Tuesday, November 29, 2011

Today’s Dr. Oz Topic: Are You One Paycheck Away From a Foodbank?

The other day it was on the TV show “60 Minutes,” today on Dr. Oz : A documentary on the new face of hunger in America. I speculate these shows are to show those who are not in that position that most people who do have to rely on food stamps and food banks are not lazy, nor are they illegal immigrants.

Nope, a lot of them are people like me—hard working individuals who downsized already until there is not much to take away and who have lost their jobs or who struggle with rising prices while wages stay stagnant. Also, they feature people who previously gave and donated, but now find themselves in a position to have to ask for charity. These shows also illustrate that it can happen to anyone, regardless of how much money they have now, or had before.

These shows evoke different emotions in me. I know I should not watch because the stories I hear are sad. Also, in the case of the ones who have it worse I feel guilty that I still have more.

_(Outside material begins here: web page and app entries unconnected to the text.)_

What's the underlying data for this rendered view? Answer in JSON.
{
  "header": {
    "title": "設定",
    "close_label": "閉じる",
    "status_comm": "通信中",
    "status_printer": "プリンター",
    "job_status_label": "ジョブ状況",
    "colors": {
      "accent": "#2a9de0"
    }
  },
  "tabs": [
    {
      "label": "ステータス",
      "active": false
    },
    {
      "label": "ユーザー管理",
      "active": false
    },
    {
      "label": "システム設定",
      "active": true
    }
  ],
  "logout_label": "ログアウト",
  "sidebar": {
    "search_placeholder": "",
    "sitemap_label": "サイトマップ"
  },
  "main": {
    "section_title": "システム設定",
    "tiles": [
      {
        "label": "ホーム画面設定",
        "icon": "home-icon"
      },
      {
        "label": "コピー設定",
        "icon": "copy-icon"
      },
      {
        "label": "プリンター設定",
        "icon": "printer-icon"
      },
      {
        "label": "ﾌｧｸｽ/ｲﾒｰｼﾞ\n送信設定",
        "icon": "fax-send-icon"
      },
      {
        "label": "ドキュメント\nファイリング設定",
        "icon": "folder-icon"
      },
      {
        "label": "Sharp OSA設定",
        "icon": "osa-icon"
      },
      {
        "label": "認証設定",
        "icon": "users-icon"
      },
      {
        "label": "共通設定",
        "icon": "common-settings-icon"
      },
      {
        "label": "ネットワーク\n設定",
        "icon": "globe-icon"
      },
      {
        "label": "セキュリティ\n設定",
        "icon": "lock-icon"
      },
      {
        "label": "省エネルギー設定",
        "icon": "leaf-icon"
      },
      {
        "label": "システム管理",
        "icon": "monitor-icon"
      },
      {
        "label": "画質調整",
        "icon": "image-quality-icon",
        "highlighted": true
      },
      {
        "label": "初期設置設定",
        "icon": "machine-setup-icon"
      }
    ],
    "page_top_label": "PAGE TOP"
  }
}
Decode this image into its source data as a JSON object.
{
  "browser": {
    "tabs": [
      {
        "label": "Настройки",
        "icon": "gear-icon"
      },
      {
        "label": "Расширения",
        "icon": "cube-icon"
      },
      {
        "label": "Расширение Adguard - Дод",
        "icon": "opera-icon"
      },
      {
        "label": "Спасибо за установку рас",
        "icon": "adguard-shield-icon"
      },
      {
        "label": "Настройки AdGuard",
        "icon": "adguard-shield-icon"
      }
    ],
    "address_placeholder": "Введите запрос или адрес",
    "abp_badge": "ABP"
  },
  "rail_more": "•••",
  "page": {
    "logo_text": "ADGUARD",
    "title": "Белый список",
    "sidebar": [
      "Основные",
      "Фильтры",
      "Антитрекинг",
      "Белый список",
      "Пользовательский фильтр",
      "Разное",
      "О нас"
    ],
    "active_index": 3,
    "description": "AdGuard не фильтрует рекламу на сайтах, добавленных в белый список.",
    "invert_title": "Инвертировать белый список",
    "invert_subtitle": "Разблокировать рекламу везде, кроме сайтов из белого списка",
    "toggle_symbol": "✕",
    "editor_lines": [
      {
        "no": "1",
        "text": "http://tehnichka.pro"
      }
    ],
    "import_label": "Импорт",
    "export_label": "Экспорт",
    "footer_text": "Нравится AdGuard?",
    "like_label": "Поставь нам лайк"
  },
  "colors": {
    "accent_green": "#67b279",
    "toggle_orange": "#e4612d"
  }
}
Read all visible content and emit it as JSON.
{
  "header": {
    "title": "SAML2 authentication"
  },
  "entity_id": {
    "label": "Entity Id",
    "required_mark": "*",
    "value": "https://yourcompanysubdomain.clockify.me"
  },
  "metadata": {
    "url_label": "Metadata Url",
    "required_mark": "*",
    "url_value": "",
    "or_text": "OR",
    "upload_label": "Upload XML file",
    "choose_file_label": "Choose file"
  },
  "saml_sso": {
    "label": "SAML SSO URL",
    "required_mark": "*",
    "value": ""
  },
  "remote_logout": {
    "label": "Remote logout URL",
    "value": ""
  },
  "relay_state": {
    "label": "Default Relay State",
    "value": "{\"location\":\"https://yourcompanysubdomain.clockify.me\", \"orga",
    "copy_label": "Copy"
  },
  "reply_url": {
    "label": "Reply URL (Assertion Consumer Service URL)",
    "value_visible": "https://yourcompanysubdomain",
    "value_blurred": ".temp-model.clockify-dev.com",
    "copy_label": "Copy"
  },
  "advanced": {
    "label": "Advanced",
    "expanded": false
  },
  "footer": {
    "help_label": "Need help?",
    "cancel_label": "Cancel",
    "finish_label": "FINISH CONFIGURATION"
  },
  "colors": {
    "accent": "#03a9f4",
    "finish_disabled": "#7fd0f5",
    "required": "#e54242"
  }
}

Then again, the ones who have more and rely on help make me wonder and debate if they should not have waited until they have less. Then I feel guilty for being judgmental.

But, there is also a strange kinship, like when they talk about the embarrassment it causes to use a foodstamp card or to walk into a food pantry. I still keep my foodstamp card face down when I take it out to swipe it, as if I am fooling anyone! The clerk knows. But, I figure the people behind me need not know. Even just a few weeks ago I would have never talked openly about having one. I suppose denial equals a semblance of dignity.

Anyway, at the end of the Dr. Oz show they gave a phone number for anyone who has trouble getting food. I haven’t called it so am not sure what services it links to, but here it is: 1-866-3HUNGRY

1 comment:

Diane said...

Perhaps by now the phone number was disconnected because it experienced an avalanche of calls. Wouldn't surprise me at all.